Don't Move 2004 | Movie
Pretty Penelope Cruz gets an extreme makeover in actor-director Sergio Castellitto's curiously twisted erotic melodrama. Italian doctor Timoteo (Castellitto) is elbow-deep in surgery when he's told his 15-year-old daughter, Angela (Elena Perino), has been… (more)

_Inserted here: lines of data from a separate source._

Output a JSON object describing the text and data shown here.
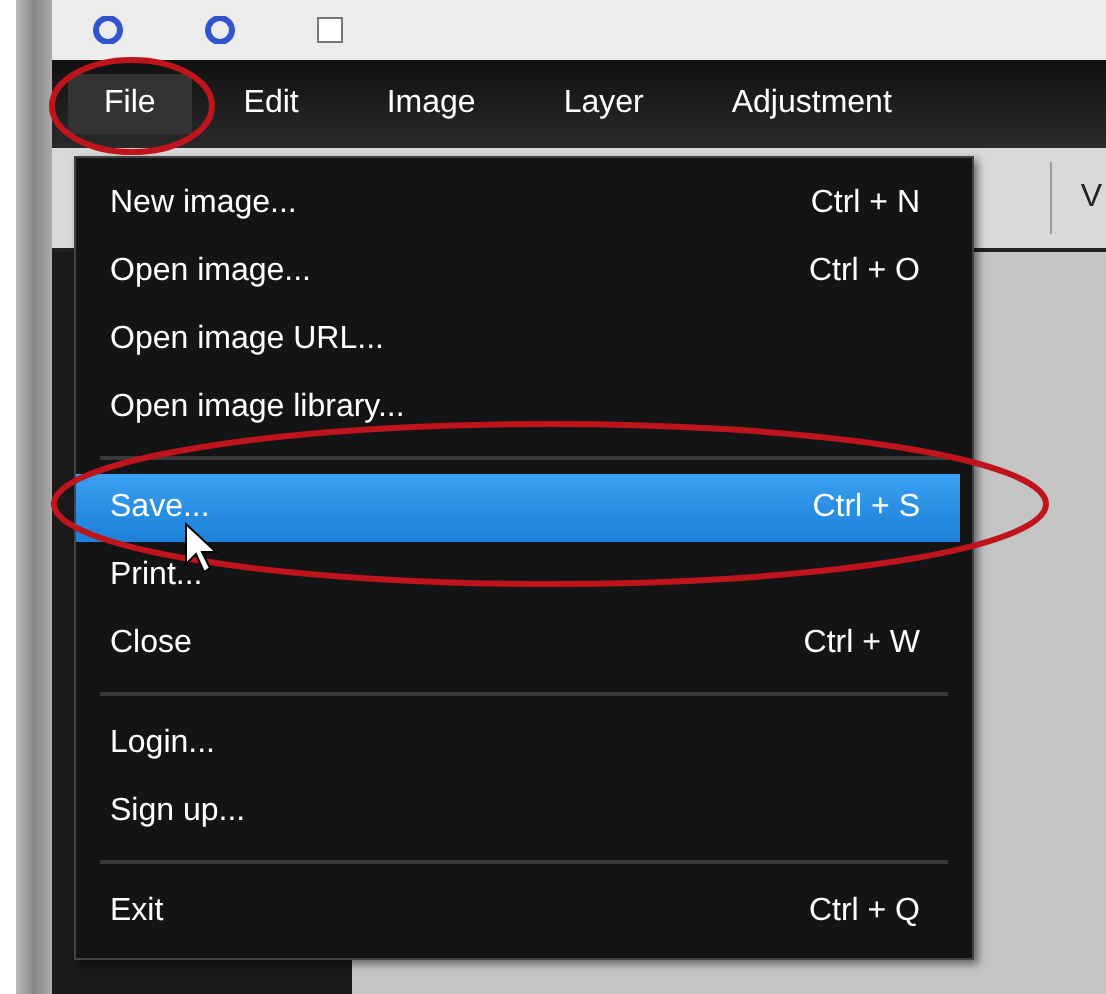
{
  "menubar": [
    {
      "label": "File",
      "selected": true
    },
    {
      "label": "Edit",
      "selected": false
    },
    {
      "label": "Image",
      "selected": false
    },
    {
      "label": "Layer",
      "selected": false
    },
    {
      "label": "Adjustment",
      "selected": false
    }
  ],
  "toolbar": {
    "cut_label": "V"
  },
  "file_menu": [
    {
      "kind": "item",
      "label": "New image...",
      "shortcut": "Ctrl + N",
      "selected": false
    },
    {
      "kind": "item",
      "label": "Open image...",
      "shortcut": "Ctrl + O",
      "selected": false
    },
    {
      "kind": "item",
      "label": "Open image URL...",
      "selected": false
    },
    {
      "kind": "item",
      "label": "Open image library...",
      "selected": false
    },
    {
      "kind": "separator"
    },
    {
      "kind": "item",
      "label": "Save...",
      "shortcut": "Ctrl + S",
      "selected": true
    },
    {
      "kind": "item",
      "label": "Print...",
      "selected": false
    },
    {
      "kind": "item",
      "label": "Close",
      "shortcut": "Ctrl + W",
      "selected": false
    },
    {
      "kind": "separator"
    },
    {
      "kind": "item",
      "label": "Login...",
      "selected": false
    },
    {
      "kind": "item",
      "label": "Sign up...",
      "selected": false
    },
    {
      "kind": "separator"
    },
    {
      "kind": "item",
      "label": "Exit",
      "shortcut": "Ctrl + Q",
      "selected": false
    }
  ]
}
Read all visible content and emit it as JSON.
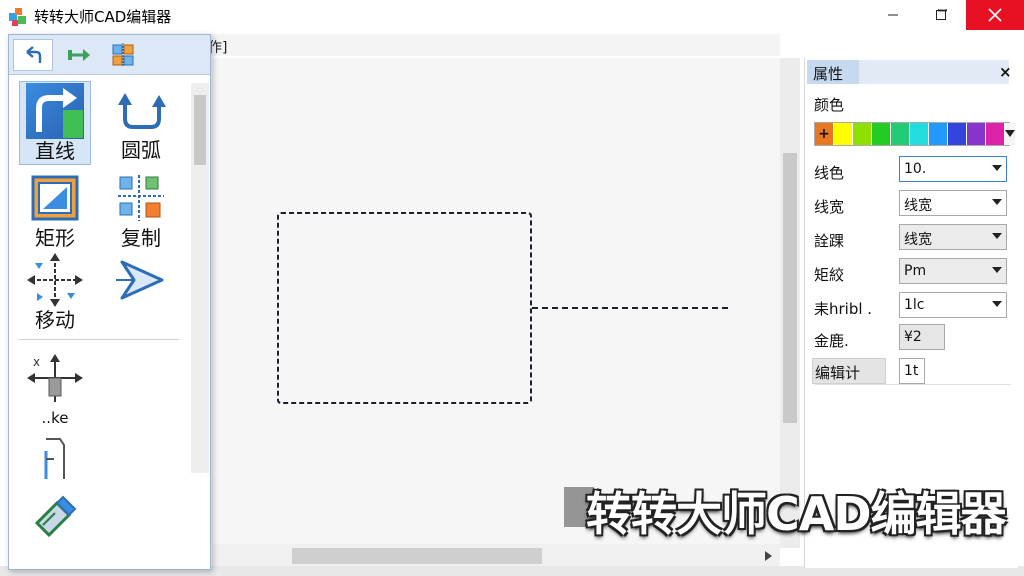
{
  "window": {
    "title": "转转大师CAD编辑器",
    "close_color": "#e81123"
  },
  "menu": {
    "fragment": "作]"
  },
  "toolbox": {
    "header_buttons": [
      {
        "name": "undo",
        "icon": "undo-arrow-icon"
      },
      {
        "name": "redo",
        "icon": "redo-arrow-icon"
      },
      {
        "name": "grid",
        "icon": "grid-select-icon"
      }
    ],
    "tools": [
      {
        "label": "直线",
        "icon": "line-icon",
        "selected": true
      },
      {
        "label": "圆弧",
        "icon": "arc-icon"
      },
      {
        "label": "矩形",
        "icon": "rectangle-icon"
      },
      {
        "label": "复制",
        "icon": "copy-icon"
      },
      {
        "label": "移动",
        "icon": "move-icon"
      },
      {
        "label": "",
        "icon": "arrow-cursor-icon"
      },
      {
        "label": "..ke",
        "icon": "trim-icon"
      },
      {
        "label": "",
        "icon": "offset-icon"
      },
      {
        "label": "",
        "icon": "eraser-icon"
      }
    ]
  },
  "properties": {
    "tab_label": "属性",
    "close_label": "×",
    "color_label": "颜色",
    "palette": [
      "#e87722",
      "#ffff00",
      "#8ee000",
      "#22cc22",
      "#22cc77",
      "#22dddd",
      "#2299ff",
      "#3344dd",
      "#8833cc",
      "#dd22aa",
      "#ee2233"
    ],
    "palette_mark": "+",
    "rows": [
      {
        "label": "线色",
        "value": "10.",
        "kind": "combo"
      },
      {
        "label": "线宽",
        "value": "线宽",
        "kind": "combo"
      },
      {
        "label": "詮踝",
        "value": "线宽",
        "kind": "combo"
      },
      {
        "label": "矩絞",
        "value": "Pm",
        "kind": "combo"
      },
      {
        "label": "耒hribl .",
        "value": "1lc",
        "kind": "combo"
      },
      {
        "label": "金鹿.",
        "value": "¥2",
        "kind": "field"
      },
      {
        "label": "编辑计",
        "value": "1t",
        "kind": "field"
      }
    ]
  },
  "watermark": {
    "text": "转转大师CAD编辑器"
  }
}
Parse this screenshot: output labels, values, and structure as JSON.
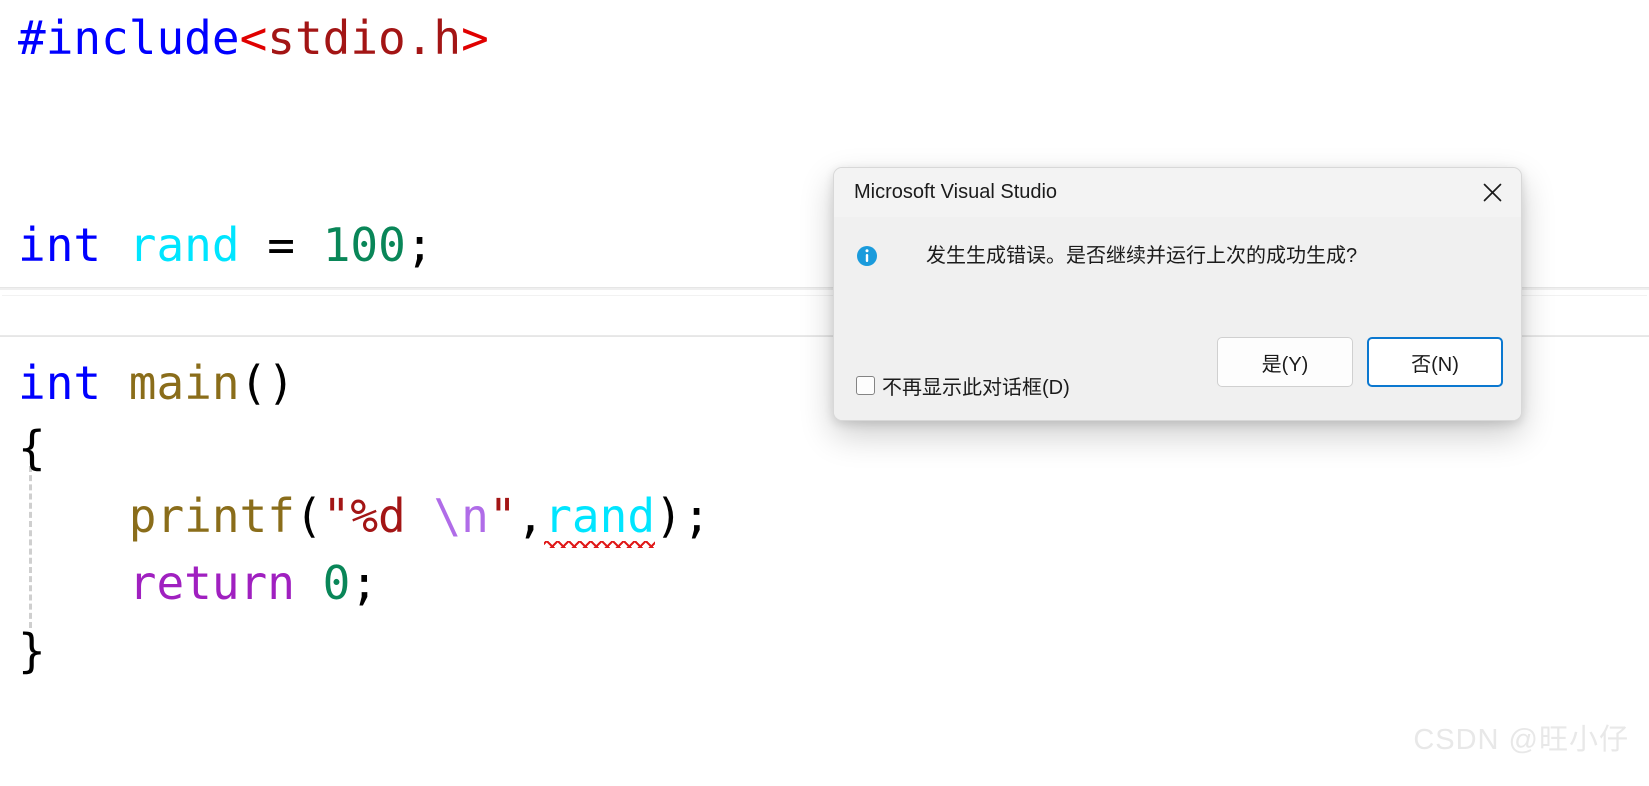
{
  "editor": {
    "language": "c",
    "lines": [
      {
        "id": "line-include",
        "tokens": [
          {
            "text": "#include",
            "kind": "macro"
          },
          {
            "text": "<",
            "kind": "angle"
          },
          {
            "text": "stdio.h",
            "kind": "header"
          },
          {
            "text": ">",
            "kind": "angle"
          }
        ]
      },
      {
        "id": "line-global-rand",
        "tokens": [
          {
            "text": "int",
            "kind": "kw"
          },
          {
            "text": " ",
            "kind": "punct"
          },
          {
            "text": "rand",
            "kind": "var"
          },
          {
            "text": " ",
            "kind": "punct"
          },
          {
            "text": "=",
            "kind": "punct"
          },
          {
            "text": " ",
            "kind": "punct"
          },
          {
            "text": "100",
            "kind": "num"
          },
          {
            "text": ";",
            "kind": "punct"
          }
        ]
      },
      {
        "id": "line-main-sig",
        "tokens": [
          {
            "text": "int",
            "kind": "kw"
          },
          {
            "text": " ",
            "kind": "punct"
          },
          {
            "text": "main",
            "kind": "fn"
          },
          {
            "text": "()",
            "kind": "punct"
          }
        ]
      },
      {
        "id": "line-open-brace",
        "tokens": [
          {
            "text": "{",
            "kind": "punct"
          }
        ]
      },
      {
        "id": "line-printf",
        "tokens": [
          {
            "text": "    ",
            "kind": "punct"
          },
          {
            "text": "printf",
            "kind": "fn"
          },
          {
            "text": "(",
            "kind": "punct"
          },
          {
            "text": "\"%d ",
            "kind": "str"
          },
          {
            "text": "\\n",
            "kind": "esc"
          },
          {
            "text": "\"",
            "kind": "str"
          },
          {
            "text": ",",
            "kind": "punct"
          },
          {
            "text": "rand",
            "kind": "var",
            "squiggle": true
          },
          {
            "text": ")",
            "kind": "punct"
          },
          {
            "text": ";",
            "kind": "punct"
          }
        ]
      },
      {
        "id": "line-return",
        "tokens": [
          {
            "text": "    ",
            "kind": "punct"
          },
          {
            "text": "return",
            "kind": "ret"
          },
          {
            "text": " ",
            "kind": "punct"
          },
          {
            "text": "0",
            "kind": "num"
          },
          {
            "text": ";",
            "kind": "punct"
          }
        ]
      },
      {
        "id": "line-close-brace",
        "tokens": [
          {
            "text": "}",
            "kind": "punct"
          }
        ]
      }
    ],
    "plain_text": "#include<stdio.h>\n\nint rand = 100;\n\nint main()\n{\n    printf(\"%d \\n\",rand);\n    return 0;\n}",
    "colors": {
      "keyword": "#0000ff",
      "identifier": "#00e5ff",
      "number": "#098658",
      "function": "#8a6d1a",
      "string": "#a31515",
      "escape": "#b06ce8",
      "return_keyword": "#a020c0",
      "angle_bracket": "#e00000",
      "error_squiggle": "#e01b1b",
      "punctuation": "#000000",
      "background": "#ffffff",
      "indent_guide": "#cfcfcf"
    }
  },
  "strip": {
    "name": "editor-horizontal-strip",
    "background": "#ffffff",
    "border": "#e6e6e6"
  },
  "dialog": {
    "title": "Microsoft Visual Studio",
    "icon": "info-icon",
    "message": "发生生成错误。是否继续并运行上次的成功生成?",
    "close_label": "×",
    "buttons": [
      {
        "id": "yes",
        "label": "是(Y)",
        "default": false
      },
      {
        "id": "no",
        "label": "否(N)",
        "default": true
      }
    ],
    "checkbox": {
      "label": "不再显示此对话框(D)",
      "checked": false
    },
    "colors": {
      "titlebar": "#f3f3f3",
      "body": "#f0f0f0",
      "border": "#d8d8d8",
      "default_button_border": "#0b78d0",
      "info_icon": "#1a9bdc"
    }
  },
  "watermark": {
    "text": "CSDN @旺小仔",
    "color": "#e8e8e8"
  }
}
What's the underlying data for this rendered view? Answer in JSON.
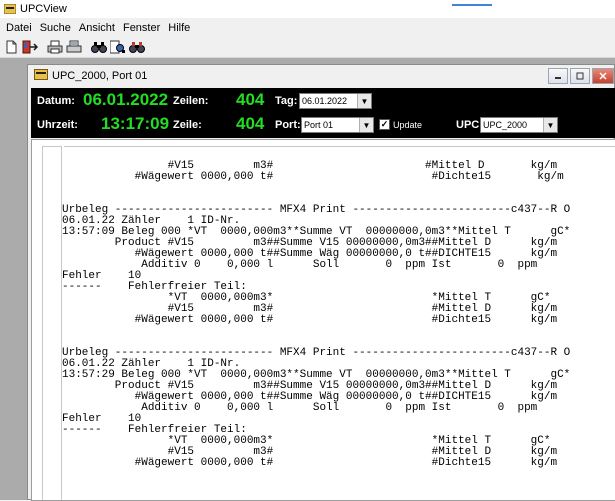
{
  "app": {
    "title": "UPCView",
    "accent_color": "#3b86d6"
  },
  "menu": [
    "Datei",
    "Suche",
    "Ansicht",
    "Fenster",
    "Hilfe"
  ],
  "toolbar": [
    "new-document-icon",
    "exit-icon",
    "print-icon",
    "print-preview-icon",
    "find-icon",
    "find-next-icon",
    "find-binoculars-icon"
  ],
  "child": {
    "title": "UPC_2000, Port 01",
    "buttons": [
      "minimize-icon",
      "restore-icon",
      "close-icon"
    ]
  },
  "info": {
    "datum_label": "Datum:",
    "datum_value": "06.01.2022",
    "zeilen_label": "Zeilen:",
    "zeilen_value": "404",
    "tag_label": "Tag:",
    "tag_value": "06.01.2022",
    "uhrzeit_label": "Uhrzeit:",
    "uhrzeit_value": "13:17:09",
    "zeile_label": "Zeile:",
    "zeile_value": "404",
    "port_label": "Port:",
    "port_value": "Port 01",
    "update_label": "Update",
    "update_checked": true,
    "upc_label": "UPC:",
    "upc_value": "UPC_2000",
    "value_color": "#22dd22"
  },
  "document": {
    "lines": [
      "                #V15         m3#                       #Mittel D       kg/m",
      "           #Wägewert 0000,000 t#                        #Dichte15       kg/m",
      "",
      "",
      "Urbeleg ------------------------ MFX4 Print ------------------------c437--R O",
      "06.01.22 Zähler    1 ID-Nr.",
      "13:57:09 Beleg 000 *VT  0000,000m3**Summe VT  00000000,0m3**Mittel T      gC*",
      "        Product #V15         m3##Summe V15 00000000,0m3##Mittel D      kg/m",
      "           #Wägewert 0000,000 t##Summe Wäg 00000000,0 t##DICHTE15      kg/m",
      "            Additiv 0    0,000 l      Soll       0  ppm Ist       0  ppm",
      "Fehler    10",
      "------    Fehlerfreier Teil:",
      "                *VT  0000,000m3*                        *Mittel T      gC*",
      "                #V15         m3#                        #Mittel D      kg/m",
      "           #Wägewert 0000,000 t#                        #Dichte15      kg/m",
      "",
      "",
      "Urbeleg ------------------------ MFX4 Print ------------------------c437--R O",
      "06.01.22 Zähler    1 ID-Nr.",
      "13:57:29 Beleg 000 *VT  0000,000m3**Summe VT  00000000,0m3**Mittel T      gC*",
      "        Product #V15         m3##Summe V15 00000000,0m3##Mittel D      kg/m",
      "           #Wägewert 0000,000 t##Summe Wäg 00000000,0 t##DICHTE15      kg/m",
      "            Additiv 0    0,000 l      Soll       0  ppm Ist       0  ppm",
      "Fehler    10",
      "------    Fehlerfreier Teil:",
      "                *VT  0000,000m3*                        *Mittel T      gC*",
      "                #V15         m3#                        #Mittel D      kg/m",
      "           #Wägewert 0000,000 t#                        #Dichte15      kg/m"
    ]
  }
}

Pretty Penelope Cruz gets an extreme makeover in actor-director Sergio Castellitto's curiously twisted erotic melodrama. Italian doctor Timoteo (Castellitto) is elbow-deep in surgery when he's told his 15-year-old daughter, Angela (Elena Perino), has been critically injured in a motorbike accident. After placing a frantic call to his wife, Elsa (Claudia Gerini), who's on her way to London, Timoteo begins a long, anguished vigil outside the emergency room. Glancing out a nearby window, he notices a woman dragging a chair across the walkway below and seating herself in front of the hospital's entrance. Her back is to the window, but Timoteo instantly recognizes the red shoes, short hair and patchwork shoulder bag, and he's deeply shaken. This unexpected vision sends him careering back to a time before Angela was born when, on a hot and dusty afternoon, his car broke down on a rural road. After a few too many vodkas at a roadside bar, Timoteo returned to the decrepit little house belonging to the beaten-down and tarted-up Italia (the gap-toothed Cruz), who had earlier offered him the use of her phone. Timoteo repaid Italia's kindness by raping her. The good doctor returned to the sleek, chic Elsa, but found himself inexplicably drawn back to bedraggled Italia. The second time he forced himself on her she didn't bother to struggle, even though she wound up with a bloody nose; assuming she's a whore, Timoteo left some lire for her trouble. Not until their third "date" did Italia, who turned out to be a hotel chambermaid, return his embrace and when she offered to make him spaghetti, it was official: They were lovers. Their affair eventually stabilized into something less brutal Timoteo even invited Italia to join him for a medical conference at a fancy hotel where she couldn't feel more out of place but the arrangement became untenably complicated when Italia and Elsa simultaneously announced that they were pregnant. It would be easy to write off this unsettling and distasteful romance as a stereotypically chauvinistic fantasy in the Lars Von Trier mode the kind in which submissive women not only stick by your side, but become your guardian angels were the novel on which it's based not written by a woman. Cruz's willingness to allow her appearance to be so degraded for cinema's sake doesn't really help, and Castellitto's references to Federico Fellini's put-upon prostitute drama THE NIGHTS OF CABIRIA (1957) only reinforces the unsavory undercurrent of female exploitation.